Why Bertrand Russell Was Not A Christian
by Rev. Ralph Allan Smith
If Christianity is true, then it is reasonable for Russell to appeal
to logic, for Christianity teaches that a rational God created the world
as a rational system and that He also created man with a capacity to understand
both God and the world. Christians do not believe that man's understanding
can ever be exhaustive. Man can never perfectly understand himself, the
world, or God. But man can have true understanding because God has created
the world in such a way that the world reveals truth to man, and God has
given man special revelation, especially in Holy Scripture, to teach man
what he could not learn from the creation and guide man in the correct
interpretation of the creation. In short, knowledge is possible if the

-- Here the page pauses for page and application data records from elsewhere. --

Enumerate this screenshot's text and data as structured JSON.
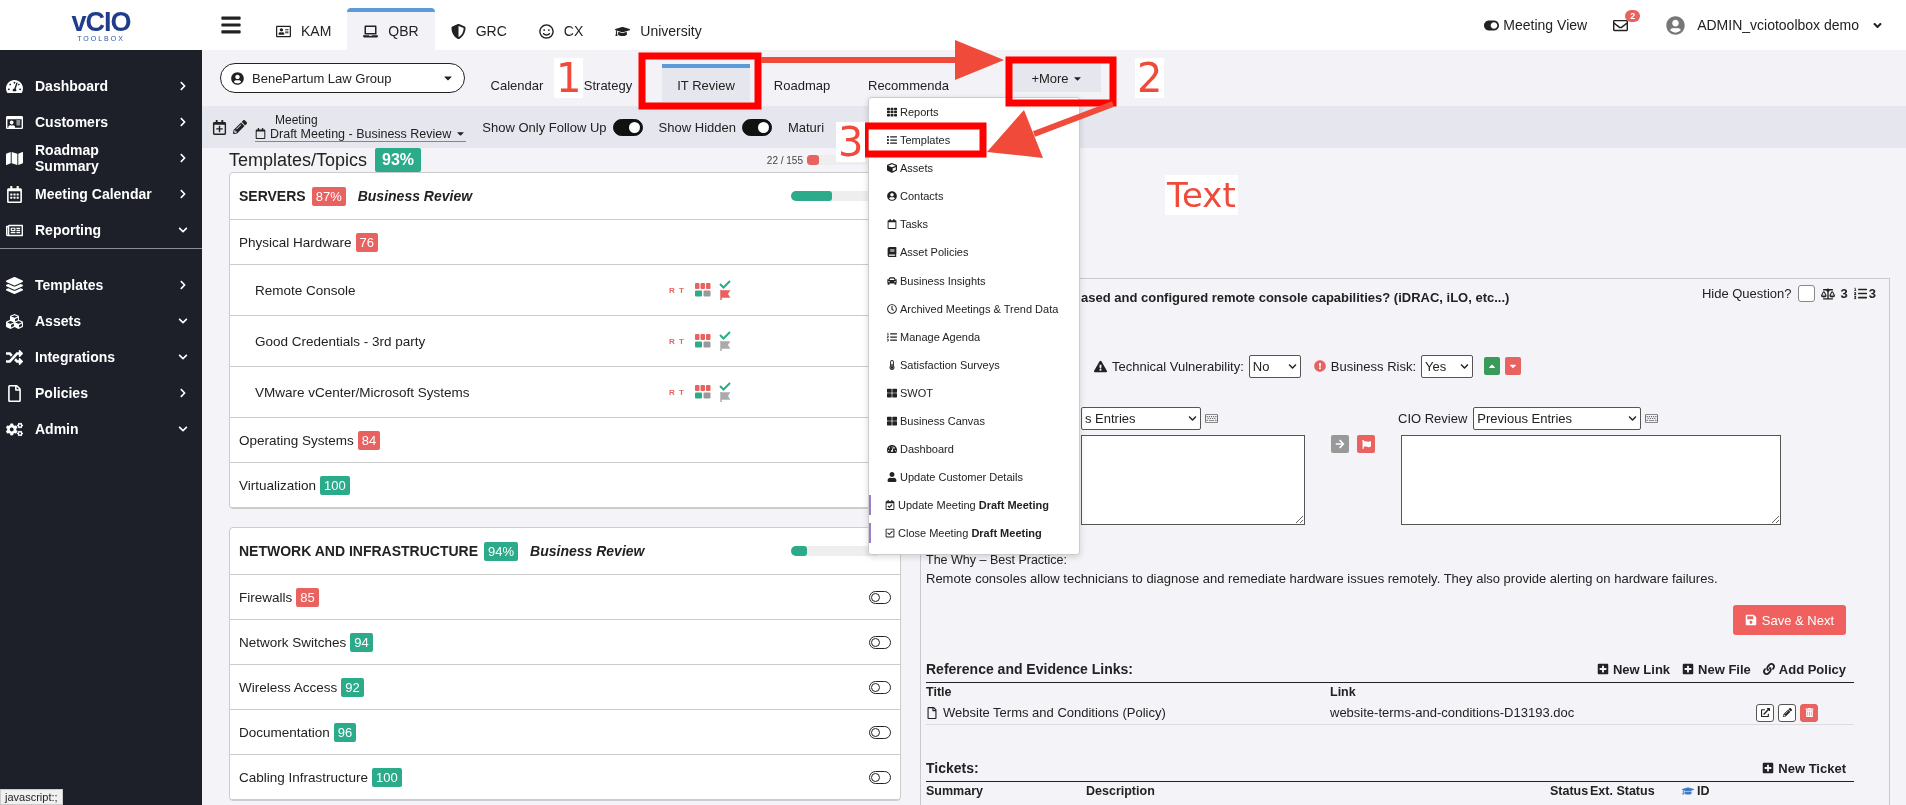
{
  "logo": {
    "name": "vCIO",
    "tagline": "TOOLBOX"
  },
  "sidebar": {
    "main_items": [
      {
        "label": "Dashboard",
        "expanded": false
      },
      {
        "label": "Customers",
        "expanded": false
      },
      {
        "label": "Roadmap Summary",
        "expanded": false
      },
      {
        "label": "Meeting Calendar",
        "expanded": false
      },
      {
        "label": "Reporting",
        "expanded": true
      }
    ],
    "setup_items": [
      {
        "label": "Templates",
        "expanded": false
      },
      {
        "label": "Assets",
        "expanded": true
      },
      {
        "label": "Integrations",
        "expanded": true
      },
      {
        "label": "Policies",
        "expanded": false
      },
      {
        "label": "Admin",
        "expanded": true
      }
    ]
  },
  "top_tabs": [
    {
      "label": "KAM",
      "selected": false
    },
    {
      "label": "QBR",
      "selected": true
    },
    {
      "label": "GRC",
      "selected": false
    },
    {
      "label": "CX",
      "selected": false
    },
    {
      "label": "University",
      "selected": false
    }
  ],
  "header_right": {
    "meeting_view": "Meeting View",
    "mail_count": "2",
    "user": "ADMIN_vciotoolbox demo"
  },
  "customer_select": {
    "value": "BenePartum Law Group"
  },
  "sub_tabs": [
    {
      "label": "Calendar",
      "selected": false
    },
    {
      "label": "Strategy",
      "selected": false
    },
    {
      "label": "IT Review",
      "selected": true
    },
    {
      "label": "Roadmap",
      "selected": false
    },
    {
      "label": "Recommenda",
      "selected": false
    }
  ],
  "more_button": "+More",
  "meeting_bar": {
    "label": "Meeting",
    "value": "Draft Meeting - Business Review",
    "toggles": [
      {
        "label": "Show Only Follow Up",
        "on": true
      },
      {
        "label": "Show Hidden",
        "on": true
      }
    ],
    "cut_label": "Maturi"
  },
  "topics": {
    "title": "Templates/Topics",
    "score": "93%",
    "progress_text": "22 / 155",
    "level": 0.14,
    "sections": [
      {
        "name": "SERVERS",
        "score": "87%",
        "color": "#e8625f",
        "meeting": "Business Review",
        "level": 0.45,
        "topics": [
          {
            "name": "Physical Hardware",
            "score": "76",
            "color": "#e8625f",
            "children": [
              {
                "name": "Remote Console",
                "tag": "R T",
                "flagged": true
              },
              {
                "name": "Good Credentials - 3rd party",
                "tag": "R T",
                "flagged": false
              },
              {
                "name": "VMware vCenter/Microsoft Systems",
                "tag": "R T",
                "flagged": false
              }
            ]
          },
          {
            "name": "Operating Systems",
            "score": "84",
            "color": "#e8625f"
          },
          {
            "name": "Virtualization",
            "score": "100",
            "color": "#2bab8a"
          }
        ]
      },
      {
        "name": "NETWORK AND INFRASTRUCTURE",
        "score": "94%",
        "color": "#2bab8a",
        "meeting": "Business Review",
        "level": 0.18,
        "topics": [
          {
            "name": "Firewalls",
            "score": "85",
            "color": "#e8625f",
            "on": false
          },
          {
            "name": "Network Switches",
            "score": "94",
            "color": "#2bab8a",
            "on": false
          },
          {
            "name": "Wireless Access",
            "score": "92",
            "color": "#2bab8a",
            "on": false
          },
          {
            "name": "Documentation",
            "score": "96",
            "color": "#2bab8a",
            "on": false
          },
          {
            "name": "Cabling Infrastructure",
            "score": "100",
            "color": "#2bab8a",
            "on": false
          }
        ]
      }
    ]
  },
  "more_menu": {
    "items": [
      {
        "label": "Reports",
        "accent": false
      },
      {
        "label": "Templates",
        "accent": false
      },
      {
        "label": "Assets",
        "accent": false
      },
      {
        "label": "Contacts",
        "accent": false
      },
      {
        "label": "Tasks",
        "accent": false
      },
      {
        "label": "Asset Policies",
        "accent": false
      },
      {
        "label": "Business Insights",
        "accent": false
      },
      {
        "label": "Archived Meetings & Trend Data",
        "accent": false
      },
      {
        "label": "Manage Agenda",
        "accent": false
      },
      {
        "label": "Satisfaction Surveys",
        "accent": false
      },
      {
        "label": "SWOT",
        "accent": false
      },
      {
        "label": "Business Canvas",
        "accent": false
      },
      {
        "label": "Dashboard",
        "accent": false
      },
      {
        "label": "Update Customer Details",
        "accent": false
      },
      {
        "label": "Update Meeting **Draft Meeting**",
        "accent": true
      },
      {
        "label": "Close Meeting **Draft Meeting**",
        "accent": true
      }
    ]
  },
  "annotations": [
    {
      "kind": "number",
      "text": "1"
    },
    {
      "kind": "number",
      "text": "2"
    },
    {
      "kind": "number",
      "text": "3"
    },
    {
      "kind": "note",
      "text": "Text"
    }
  ],
  "question": {
    "title": "ased and configured remote console capabilities? (iDRAC, iLO, etc...)",
    "hide_label": "Hide Question?",
    "hidden": false,
    "weight": "3",
    "count": "3",
    "vulnerability": {
      "label": "Technical Vulnerability:",
      "value": "No"
    },
    "risk": {
      "label": "Business Risk:",
      "value": "Yes"
    },
    "entries_left": {
      "value": "s Entries"
    },
    "cio_review": {
      "label": "CIO Review",
      "value": "Previous Entries"
    },
    "why_label": "The Why – Best Practice:",
    "why_text": "Remote consoles allow technicians to diagnose and remediate hardware issues remotely. They also provide alerting on hardware failures.",
    "save_button": "Save & Next"
  },
  "references": {
    "title": "Reference and Evidence Links:",
    "actions": [
      "New Link",
      "New File",
      "Add Policy"
    ],
    "columns": [
      "Title",
      "Link"
    ],
    "rows": [
      {
        "title": "Website Terms and Conditions (Policy)",
        "link": "website-terms-and-conditions-D13193.doc"
      }
    ]
  },
  "tickets": {
    "title": "Tickets:",
    "action": "New Ticket",
    "columns": [
      "Summary",
      "Description",
      "Status",
      "Ext. Status",
      "ID"
    ]
  },
  "status_bar": "javascript:;"
}
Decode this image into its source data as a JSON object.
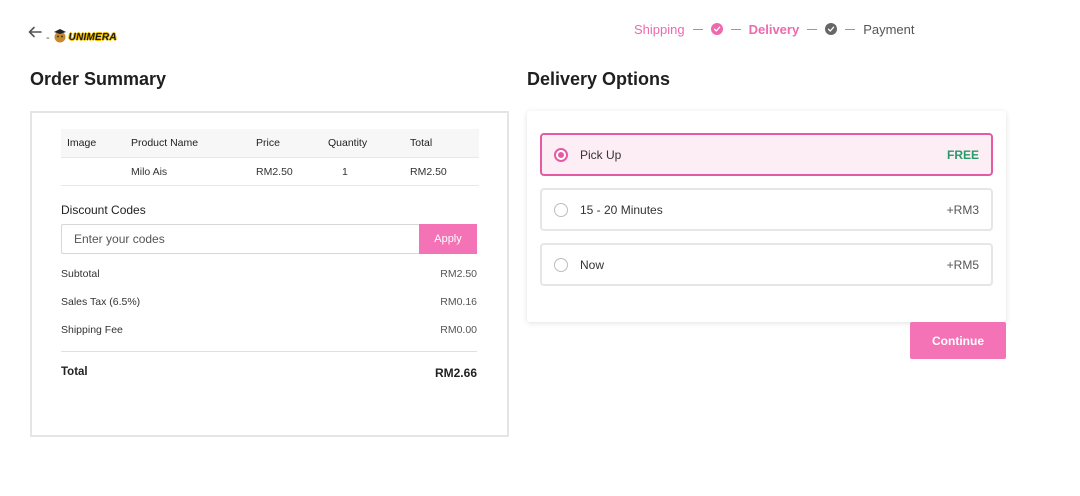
{
  "header": {
    "logo_separator": "-",
    "logo_text": "UNIMERA",
    "steps": [
      {
        "label": "Shipping",
        "status": "done"
      },
      {
        "label": "Delivery",
        "status": "current"
      },
      {
        "label": "Payment",
        "status": "upcoming"
      }
    ]
  },
  "order_summary": {
    "title": "Order Summary",
    "table": {
      "headers": [
        "Image",
        "Product Name",
        "Price",
        "Quantity",
        "Total"
      ],
      "rows": [
        {
          "image": "",
          "product": "Milo Ais",
          "price": "RM2.50",
          "quantity": "1",
          "total": "RM2.50"
        }
      ]
    },
    "discount": {
      "label": "Discount Codes",
      "placeholder": "Enter your codes",
      "value": "",
      "apply_label": "Apply"
    },
    "subtotal": {
      "label": "Subtotal",
      "value": "RM2.50"
    },
    "tax": {
      "label": "Sales Tax (6.5%)",
      "value": "RM0.16"
    },
    "shipping": {
      "label": "Shipping Fee",
      "value": "RM0.00"
    },
    "total": {
      "label": "Total",
      "value": "RM2.66"
    }
  },
  "delivery": {
    "title": "Delivery Options",
    "options": [
      {
        "label": "Pick Up",
        "price": "FREE",
        "selected": true
      },
      {
        "label": "15 - 20 Minutes",
        "price": "+RM3",
        "selected": false
      },
      {
        "label": "Now",
        "price": "+RM5",
        "selected": false
      }
    ],
    "continue_label": "Continue"
  },
  "colors": {
    "accent": "#f472b6",
    "accent_dark": "#e55aa5",
    "free": "#2a9a6a"
  }
}
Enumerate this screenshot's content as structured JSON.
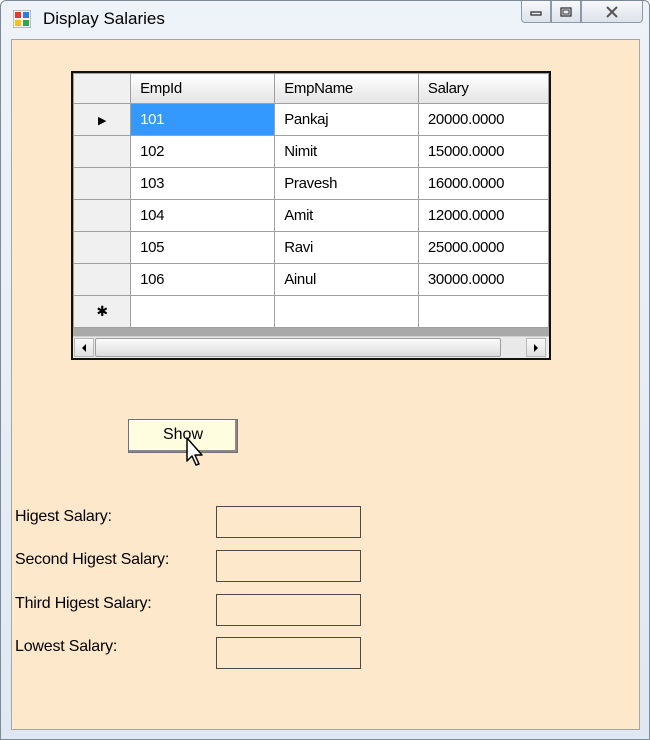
{
  "window": {
    "title": "Display Salaries"
  },
  "grid": {
    "columns": [
      "EmpId",
      "EmpName",
      "Salary"
    ],
    "rows": [
      {
        "id": "101",
        "name": "Pankaj",
        "salary": "20000.0000"
      },
      {
        "id": "102",
        "name": "Nimit",
        "salary": "15000.0000"
      },
      {
        "id": "103",
        "name": "Pravesh",
        "salary": "16000.0000"
      },
      {
        "id": "104",
        "name": "Amit",
        "salary": "12000.0000"
      },
      {
        "id": "105",
        "name": "Ravi",
        "salary": "25000.0000"
      },
      {
        "id": "106",
        "name": "Ainul",
        "salary": "30000.0000"
      }
    ],
    "current_row_marker": "▶",
    "new_row_marker": "✱"
  },
  "show_button": {
    "label": "Show"
  },
  "fields": {
    "highest": {
      "label": "Higest Salary:",
      "value": ""
    },
    "second": {
      "label": "Second Higest Salary:",
      "value": ""
    },
    "third": {
      "label": "Third Higest Salary:",
      "value": ""
    },
    "lowest": {
      "label": "Lowest Salary:",
      "value": ""
    }
  },
  "colors": {
    "client_bg": "#fde8cc",
    "selection": "#3399ff",
    "button_bg": "#fffde0"
  }
}
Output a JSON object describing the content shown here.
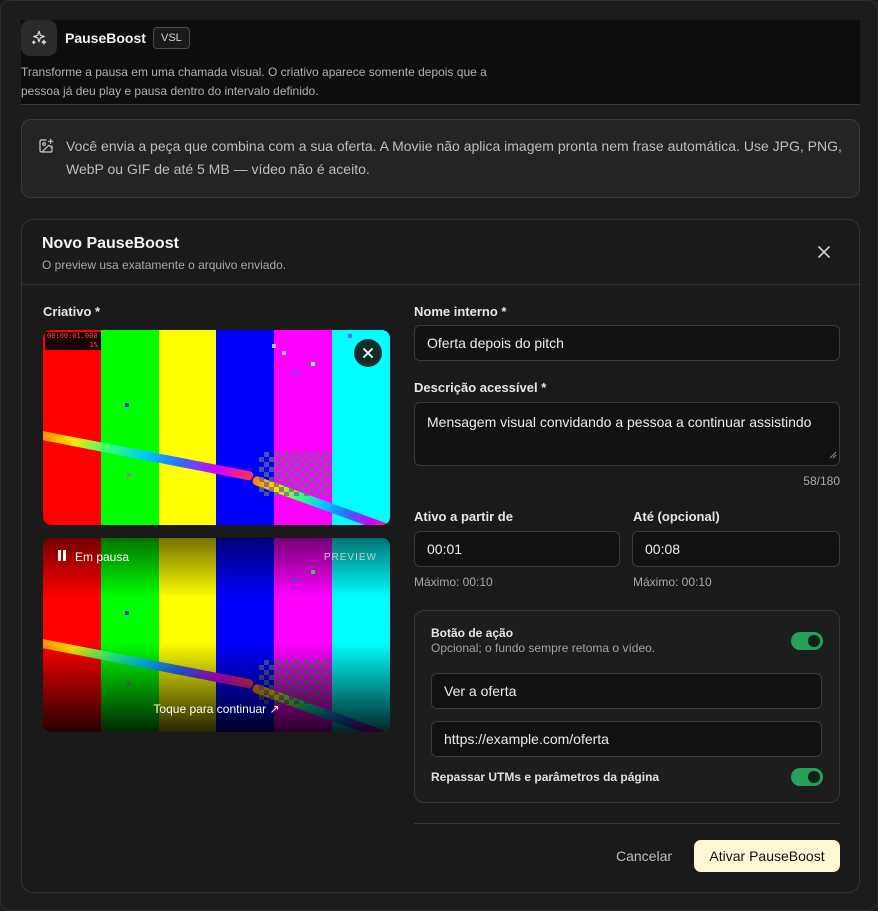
{
  "app": {
    "title": "PauseBoost",
    "badge": "VSL",
    "subtitle": "Transforme a pausa em uma chamada visual. O criativo aparece somente depois que a pessoa já deu play e pausa dentro do intervalo definido.",
    "icon": "sparkles-icon"
  },
  "note": {
    "icon": "image-upload-icon",
    "text": "Você envia a peça que combina com a sua oferta. A Moviie não aplica imagem pronta nem frase automática. Use JPG, PNG, WebP ou GIF de até 5 MB — vídeo não é aceito."
  },
  "dialog": {
    "title": "Novo PauseBoost",
    "subtitle": "O preview usa exatamente o arquivo enviado.",
    "close_icon": "close-icon"
  },
  "creative": {
    "label": "Criativo *",
    "timecode": "00:00:01.000",
    "timecode_pct": "1%",
    "preview": {
      "paused_label": "Em pausa",
      "preview_tag": "PREVIEW",
      "cta": "Toque para continuar ↗"
    },
    "colors": [
      "#ff0000",
      "#00ff00",
      "#ffff00",
      "#0000ff",
      "#ff00ff",
      "#00ffff"
    ]
  },
  "form": {
    "internal_name": {
      "label": "Nome interno *",
      "value": "Oferta depois do pitch"
    },
    "description": {
      "label": "Descrição acessível *",
      "value": "Mensagem visual convidando a pessoa a continuar assistindo",
      "counter": "58/180"
    },
    "start": {
      "label": "Ativo a partir de",
      "value": "00:01",
      "hint": "Máximo: 00:10"
    },
    "end": {
      "label": "Até (opcional)",
      "value": "00:08",
      "hint": "Máximo: 00:10"
    },
    "action": {
      "title": "Botão de ação",
      "subtitle": "Opcional; o fundo sempre retoma o vídeo.",
      "enabled": true,
      "button_text": "Ver a oferta",
      "url": "https://example.com/oferta",
      "utm_label": "Repassar UTMs e parâmetros da página",
      "utm_enabled": true
    }
  },
  "footer": {
    "cancel": "Cancelar",
    "submit": "Ativar PauseBoost"
  },
  "colors": {
    "accent_toggle": "#26a05a",
    "primary_button": "#fdf7d6"
  }
}
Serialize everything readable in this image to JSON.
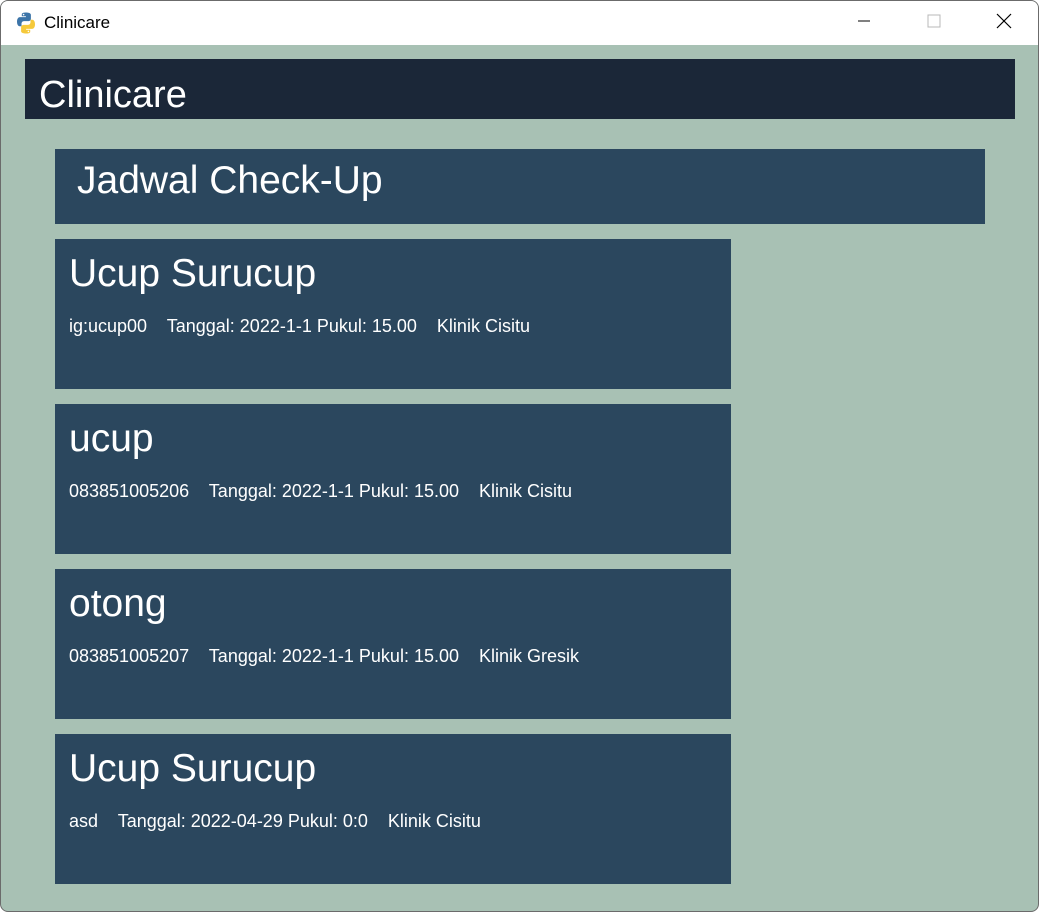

world is what the Bible defines it to be. Russell rejects the Biblical
view, but at the same time, he attempts to graft the fruits of this worldview
onto his irrational view.
Again, if Christianity is true, then it is reasonable for Russell to
appeal to ethical norms, for Christianity teaches that there are ethical
absolutes which transcend time and place. God is a righteous God. Whatever
contradicts His will is sinful and evil, in any generation, in any place
in heaven or on earth. Russell rejects this view of ethics, but in its
place he has nothing to offer that can serve as a standard to criticize
Christ or anyone else.
In other words, Russell argues with principles that can only come from
the worldview he is trying to refute. Without those principles, operating
strictly on the presuppositions of his own worldview, Russell would be
reduced to incoherent babble. A man who views the world either as an ultimately
deterministic system or as an ultimate chaos cannot appeal to logic. Nor
can a man who believes that each man is king in the realm of ethics denounce
a fellow despot.
This fundamental contradiction reveals Bertrand Russell to be the quintessential
atheist. He claimed to reject Christianity on intellectual grounds, but
the facts that his own philosophy cannot meet the conditions he demands
of Christianity, that his metaphysics, if taken seriously, would preclude
all knowledge, and that his ethical philosophy provides no standards for
the judgment he pronounced against Christ suggest that his philosophical
arguments were mere rationalizations for his rejection of Christianity
rather than reasons.
His lifestyle, of course, is not necessarily typical. Not all atheists
are immoral. Not all atheists resort to lying when they face difficult
problems. Not all atheists are so blatantly irrational in their everyday
life. But Paul Johnson's Intellectuals shows that Rousseau, Marx, and
Sartre, to name only a few, fit the pattern seen in Bertrand Russell --
a pattern of lying, immorality, and both philosophical and personal self-contradiction.
What is important about this pattern of perversity, apart from the fact
that the heroes of atheism include so few who are worthy of respect as
individuals, is that it reveals clearly that atheists are not the kind
of thinking machines that they often picture themselves to be. Personal
factors play a far larger role in their lives and philosophies than strict
philosophical logic. This is not contrary to what one normally expects,
but it is contrary to what Western atheists typically believe and profess
to the world about themselves.
Russell himself has fallen into the blind cave of eternal night. He is
no longer an atheist. Hell and judgment, the fear of which motivated Russell
to deny God and to seek to escape from the truth that he knew only too
well, are no longer mere religious ideas which he can deny. But the intellectual
hypocrisy of Russell's denial of God and the absurdity of his attempted
condemnation of Christ remain as a warning for us living, who still have
time to turn from the folly of pretended wisdom and embrace the God who
offers us everlasting life as a gift of His grace:
"Come to Me, all you who labor and are heavy laden,
and I will give you rest.
Take My yoke upon you and learn from Me,
for I am gentle and lowly in heart, and you will find rest for your souls.
For My yoke is easy and My burden is light."
[ Table of Contents | Preface
| Introduction | Chapter One
| Chapter Two | Conclusion ]